Is the a6400 worth it over the a6100?

It was also made stiffer. The A6400 and A6600 perform slightly better thanks to their faster processor. On the other hand, the a6400 brings up to 9 images at 1.0 EV for 8 EV brackets or up to 5 exposures at up to 3 EV, i.e. 12 EV in brackets. You can shoot 115 JPGs or 46 RAW files at full speed.

The A6100 and A6400 do not have IBIS, so they must rely on lenses with OSS or gimbals and third-party supports. They share the same normal ISO range of 100 to 32,000, but while the extended range of the A6100 stops at 51200 ISO, the other two cameras go a notch higher at 102,400 ISO.

Is A6400 Better Than A6100

The a6100 is the entry-level model, the a6400 is the mid-range model and the a6600 is their current flagship APS-C camera. CC
The a6100 can buffer up to 77 extra fine JPGs or 33 RAW files, the a6400 and a6600 can cache 99 extra fine JPGs or 46 RAW files. The a6400, which I own, gives you a higher resolution EVF, image profiles, and a dust and moisture resistant chassis. Let me start by saying that the Sony a6400 should be an excellent camera for both of you if you use the right lenses.

Both the Sony a6400 and a6600 have an EVF resolution of 2,359,296 points, while the a6100 only scores 1,440,000 points.


the A6400 worth it compared to the a6100?

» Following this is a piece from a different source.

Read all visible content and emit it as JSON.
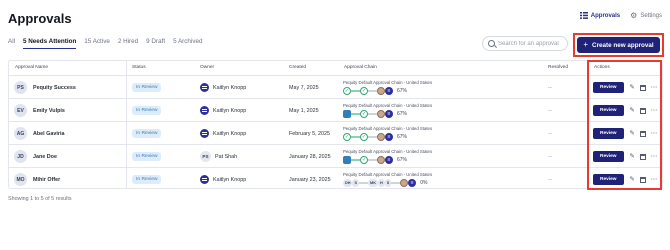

The Sony A6100 is mainly made of polycarbonate, has no weather seal and is only a hair lighter than the A6400 (396g). I’m going to give you what I think are the main differences, and this is a look at the specs available, and then I’ll give you some of my opinion on what I think are the differences between the a6100 and the a6400, because now there are four different APS-C model cameras in the 6000 range actively able to be bought be, of course, some of them can still be pre-ordered, leaving the person trying to decide which camera to choose, with lots of options. There is a limitation on the a6100 versus the a6400, so we need to see how that plays out in real life experiences when the camera is available.

Is the a6600 worth it compared to the A6400

Because both the Sony A6600 and Sony a6400 share the same Sony E lens mount and APS-C size sensors, lenses are no differentiator in the overall size of the system. The A6600 is distinguished from the group by its larger handle, larger battery, and 5-axis stabilization. The A6600 also features a 3.5mm output, which is useful for connecting headphones and monitoring audio recording more closely. The three cameras feature a built-in viewfinder with a 0.39-inch OLED panel, 0.70x magnification optical design and a 23mm eye point.

The A6400 and A6600 can operate at a higher frame rate of 100 fps or 120 fps, while the other two operate at 50 or 60 frames per second (PAL or NTSC mode).

Is buying an a6100 worth it

For novice photographers, this gives the A6100 some room to grow into when moving from auto exposure to manual exposure. Sony has gradually updated its APS-C lineup, with the A6100 being the last model after the A6400 and A6600 — which I wasn’t particularly impressed with. The a6100 is the best camera for anyone looking to move up from their smartphone or an older camera with interchangeable lenses. The a6100 has a recommended peak sensitivity of ISO 32,000 with the ability to push even higher, up to ISO 51,200.

For all normal applications at reasonable sizes, as you can see below, the A6100 delivers perfect images up to ISO 51,200, with just a little color blotch at the highest settings.